Indirectly, the estate is responsible for the medical bills of the deceased. Only after they are resolved can the estate be closed and any remainder distributed to the spouse.
Unless the spouse signed any documents incurring liability for the deceased's medical bills, they are not responsible. The deceased's ESTATE is responsible for the medical bills, and all other obligations owed by the deceased at the time of their death.
His estate will be responsible. Indirectly, the wife will either have to pay it or get a smaller inheritance.
You don't pay medical bills if you're in the military. Healthcare is free for you and your family. If you die on Active Duty, your family gets death benefits and your SGLI (life insurance). You don't pay medical bills if you're in the military. Healthcare is free for you and your family. If you die on Active Duty, your family gets death benefits and your SGLI (life insurance).
The estate will be responsible. The spouse is going to pay indirectly as they cannot inherit until the bills are resolved.
Who is responsible for parents death for credit cards medical bills etc.
It can depend upon how the admission papers were worded or what kind of written agreement the family had with the medical caregivers, but as a GENERAL RULE, no. The deceased's 'estate' and any of its assets, becomes responsible AFTER the payment of any valid medical insurance that was in effect at the time of death is applied.
In general the estate will be responsible. The spouse will pay the bill indirectly, as they cannot inherit until they are resolved.
In Kentucky the estate will be responsible for the medical bills of the deceased. Only after they are resolved can the estate be closed and any remainder distributed.
Indirectly, he will be paying the debts. The estate has the responsibility to settle all debts, including medical bills, not the husband. Once that is done, then remainder can be distributed to the husband.
Well, not you personally. But your father's estate will have to settle the outstanding liabilities. If your family cannot agree on a executor, the court will appoint one. The executor's job is to see that all bills are paid prior to distribution of the estate to the heirs.
In Massachusetts it is the responsibility of the estate to pay the medical bills of the deceased. Only after they are resolved can the estate be closed and any remainder distributed.
No, they are only required to make decisions related to the person's health. Upon the death of the person the form becomes null and void.
In Oregon the estate will have responsibilty. The spouse indirectly will pay, as they cannot inherit until they are resolved.
Unless they have agreed to do so in a written document, there is no legal requirement. It would be different if they had been married.
The estate of the deceased is responsible for all debts after the person dies.
In New Jersey, and every other state, the estate is responsible for the medical bills. However, most hospitals require the insurance holder, normally the husband, to guarantee the costs. So indirectly, the spouse will pay because they will not inherit the money that went to pay the debt.
Unless he had insurance to cover bills in the case of his death, the creditors will be looking to the heirs of his estate to pay them. The issue will more than likely be presented by his creditors in the Probate court.
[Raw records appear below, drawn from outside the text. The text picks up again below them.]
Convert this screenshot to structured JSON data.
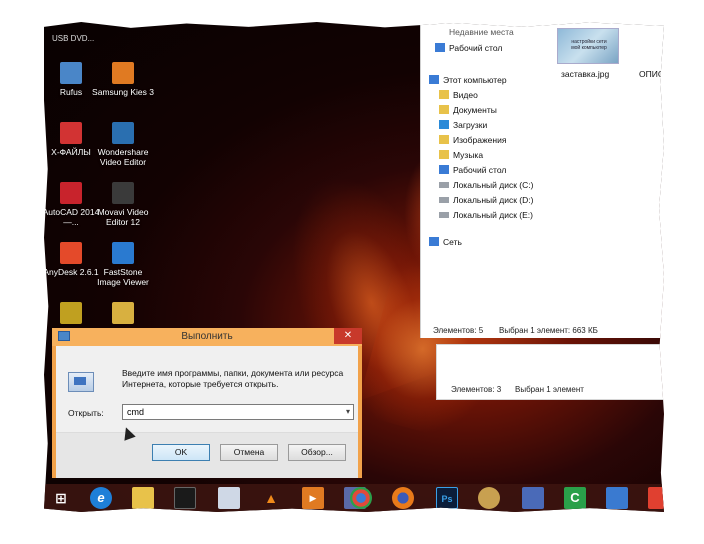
{
  "desktop": {
    "top_label": "USB DVD...",
    "icons": [
      {
        "label": "Rufus",
        "color": "#4a86c8"
      },
      {
        "label": "Samsung Kies 3",
        "color": "#e07a22"
      },
      {
        "label": "X-ФАЙЛЫ",
        "color": "#d23333"
      },
      {
        "label": "Wondershare Video Editor",
        "color": "#2a6fb0"
      },
      {
        "label": "AutoCAD 2014 —...",
        "color": "#c8232c"
      },
      {
        "label": "Movavi Video Editor 12",
        "color": "#3a3a3a"
      },
      {
        "label": "AnyDesk 2.6.1",
        "color": "#e44a2a"
      },
      {
        "label": "FastStone Image Viewer",
        "color": "#2a7ad0"
      },
      {
        "label": "",
        "color": "#c0a020"
      },
      {
        "label": "",
        "color": "#d8b040"
      }
    ]
  },
  "explorer": {
    "partial_top": "Недавние места",
    "thumbnail_caption_line1": "настройки сети",
    "thumbnail_caption_line2": "мой компьютер",
    "nav": [
      {
        "label": "Рабочий стол",
        "icon": "desktop-folder-icon",
        "color": "#3a7bd5"
      },
      {
        "label": "Этот компьютер",
        "icon": "computer-icon",
        "color": "#3a7bd5"
      },
      {
        "label": "Видео",
        "icon": "video-folder-icon",
        "color": "#e8c24a"
      },
      {
        "label": "Документы",
        "icon": "documents-folder-icon",
        "color": "#e8c24a"
      },
      {
        "label": "Загрузки",
        "icon": "downloads-folder-icon",
        "color": "#2a8ad8"
      },
      {
        "label": "Изображения",
        "icon": "pictures-folder-icon",
        "color": "#e8c24a"
      },
      {
        "label": "Музыка",
        "icon": "music-folder-icon",
        "color": "#e8c24a"
      },
      {
        "label": "Рабочий стол",
        "icon": "desktop-folder-icon",
        "color": "#3a7bd5"
      },
      {
        "label": "Локальный диск (C:)",
        "icon": "drive-icon",
        "color": "#9aa0a8"
      },
      {
        "label": "Локальный диск (D:)",
        "icon": "drive-icon",
        "color": "#9aa0a8"
      },
      {
        "label": "Локальный диск (E:)",
        "icon": "drive-icon",
        "color": "#9aa0a8"
      },
      {
        "label": "Сеть",
        "icon": "network-icon",
        "color": "#3a7bd5"
      }
    ],
    "file1": "заставка.jpg",
    "file2": "ОПИСА",
    "status_count": "Элементов: 5",
    "status_selected": "Выбран 1 элемент: 663 КБ"
  },
  "explorer2": {
    "status_count": "Элементов: 3",
    "status_selected": "Выбран 1 элемент"
  },
  "run_dialog": {
    "title": "Выполнить",
    "close": "✕",
    "description": "Введите имя программы, папки, документа или ресурса Интернета, которые требуется открыть.",
    "open_label": "Открыть:",
    "input_value": "cmd",
    "ok": "OK",
    "cancel": "Отмена",
    "browse": "Обзор..."
  },
  "taskbar": {
    "items": [
      {
        "name": "start-button",
        "glyph": "⊞",
        "color": "transparent"
      },
      {
        "name": "internet-explorer-icon",
        "glyph": "e",
        "color": "#1e7fd8"
      },
      {
        "name": "file-explorer-icon",
        "glyph": "",
        "color": "#e8c24a"
      },
      {
        "name": "cmd-icon",
        "glyph": "",
        "color": "#1a1a1a"
      },
      {
        "name": "notepad-icon",
        "glyph": "",
        "color": "#cfd8e6"
      },
      {
        "name": "vlc-icon",
        "glyph": "▲",
        "color": "transparent"
      },
      {
        "name": "media-player-icon",
        "glyph": "▶",
        "color": "#e07a22"
      },
      {
        "name": "firefox-like-icon",
        "glyph": "",
        "color": "#5a6aa8"
      },
      {
        "name": "chrome-icon",
        "glyph": "",
        "color": "#e04a3a"
      },
      {
        "name": "firefox-icon",
        "glyph": "",
        "color": "#e87a1a"
      },
      {
        "name": "photoshop-icon",
        "glyph": "Ps",
        "color": "#0b1d3a"
      },
      {
        "name": "paint-icon",
        "glyph": "",
        "color": "#c8a050"
      },
      {
        "name": "settings-app-icon",
        "glyph": "",
        "color": "#4a6ab8"
      },
      {
        "name": "camtasia-icon",
        "glyph": "C",
        "color": "#2aa04a"
      },
      {
        "name": "control-panel-icon",
        "glyph": "",
        "color": "#3a7ad0"
      },
      {
        "name": "app-icon",
        "glyph": "",
        "color": "#e04030"
      }
    ]
  }
}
Only if the adult child signed an agreement to take such responsibility. If that is not the case, the medical bills will be included in the probate procedure and handled in accordance with state laws.
If the estate has no assets, then technically no one is responsible. If the hospital (or whoever the money is owed to) decides to sue, they'd be suing the estate, which has no money, which is just pointless. The family can pay for the medical bills, but I don't think it's necessary. If you are the Executor of an estate, you should probably meet with an attorney anyway. This is the reason to create an estate. It provides an opportunity to gather all the debts, pay off whatever the estate can pay off, and have the rest officially closed off so that the debtors don't keep bugging the family.
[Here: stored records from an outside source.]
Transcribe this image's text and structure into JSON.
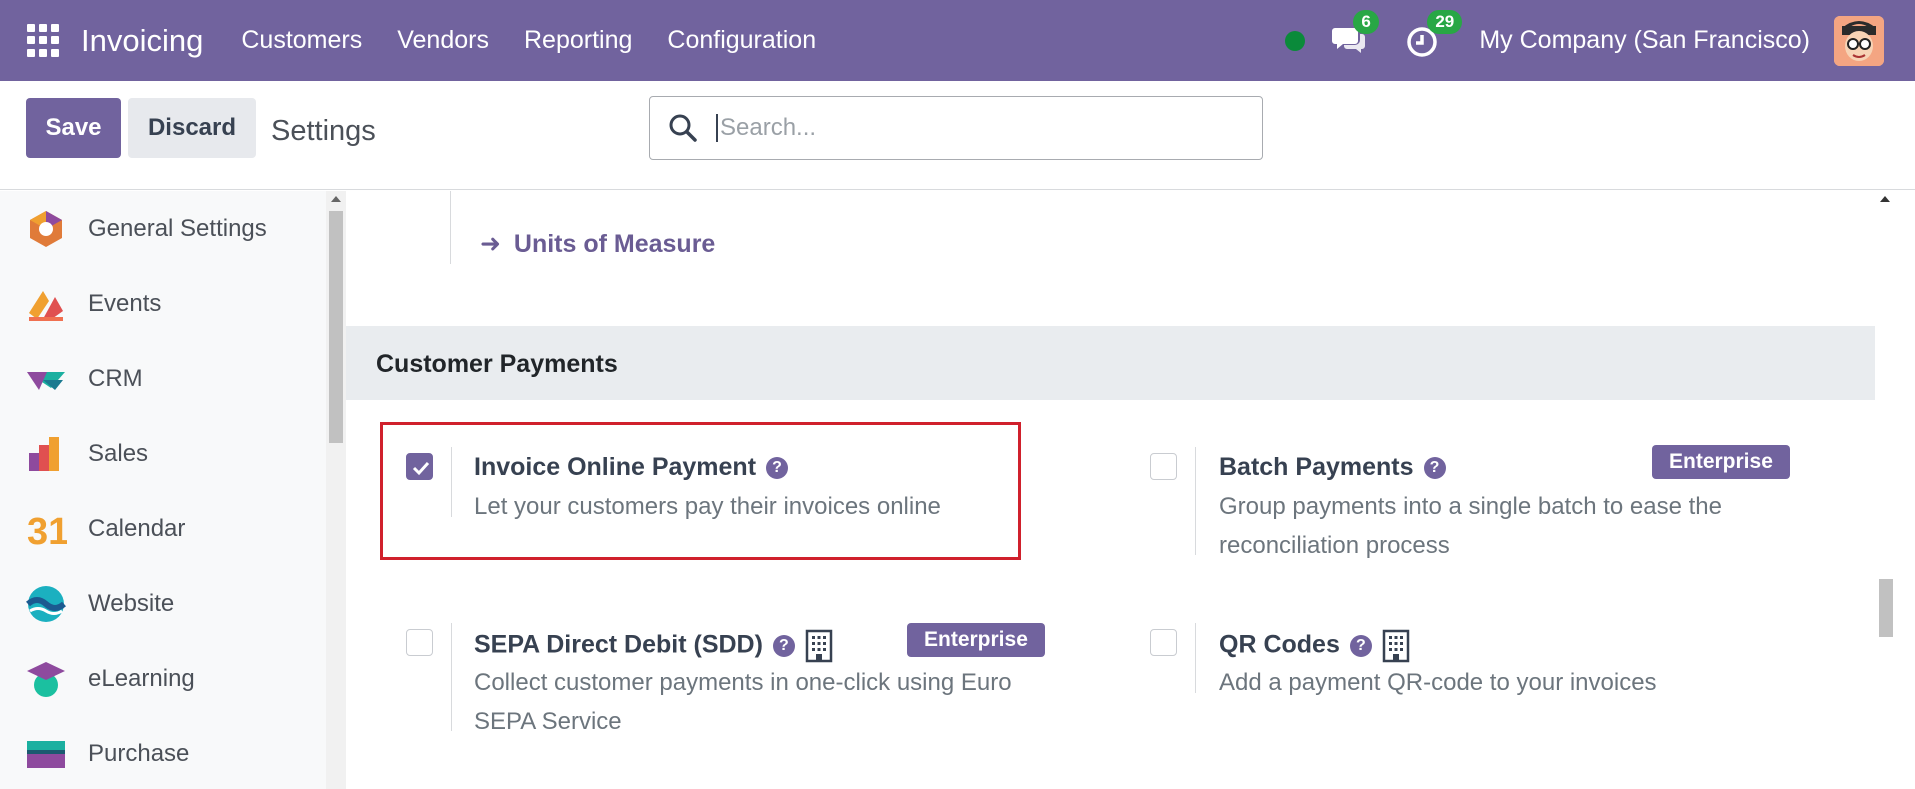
{
  "navbar": {
    "brand": "Invoicing",
    "menu": [
      "Customers",
      "Vendors",
      "Reporting",
      "Configuration"
    ],
    "messages_count": "6",
    "activities_count": "29",
    "company": "My Company (San Francisco)"
  },
  "control": {
    "save_label": "Save",
    "discard_label": "Discard",
    "title": "Settings",
    "search_placeholder": "Search..."
  },
  "sidebar": {
    "items": [
      {
        "label": "General Settings",
        "icon": "general-settings-icon"
      },
      {
        "label": "Events",
        "icon": "events-icon"
      },
      {
        "label": "CRM",
        "icon": "crm-icon"
      },
      {
        "label": "Sales",
        "icon": "sales-icon"
      },
      {
        "label": "Calendar",
        "icon": "calendar-icon",
        "glyph": "31"
      },
      {
        "label": "Website",
        "icon": "website-icon"
      },
      {
        "label": "eLearning",
        "icon": "elearning-icon"
      },
      {
        "label": "Purchase",
        "icon": "purchase-icon"
      }
    ]
  },
  "main": {
    "uom_link": "Units of Measure",
    "section_title": "Customer Payments",
    "settings": [
      {
        "title": "Invoice Online Payment",
        "desc": "Let your customers pay their invoices online",
        "checked": true,
        "enterprise": false
      },
      {
        "title": "Batch Payments",
        "desc": "Group payments into a single batch to ease the reconciliation process",
        "checked": false,
        "enterprise": true
      },
      {
        "title": "SEPA Direct Debit (SDD)",
        "desc": "Collect customer payments in one-click using Euro SEPA Service",
        "checked": false,
        "enterprise": true
      },
      {
        "title": "QR Codes",
        "desc": "Add a payment QR-code to your invoices",
        "checked": false,
        "enterprise": false
      }
    ],
    "enterprise_label": "Enterprise",
    "help_glyph": "?"
  },
  "colors": {
    "primary": "#71639e",
    "badge": "#28a745",
    "highlight": "#d0202c"
  }
}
Her estate is responsible for her debts. That means any property she owned at the time of her death should be paid over to her creditors. If there is no estate then the creditors are out of luck.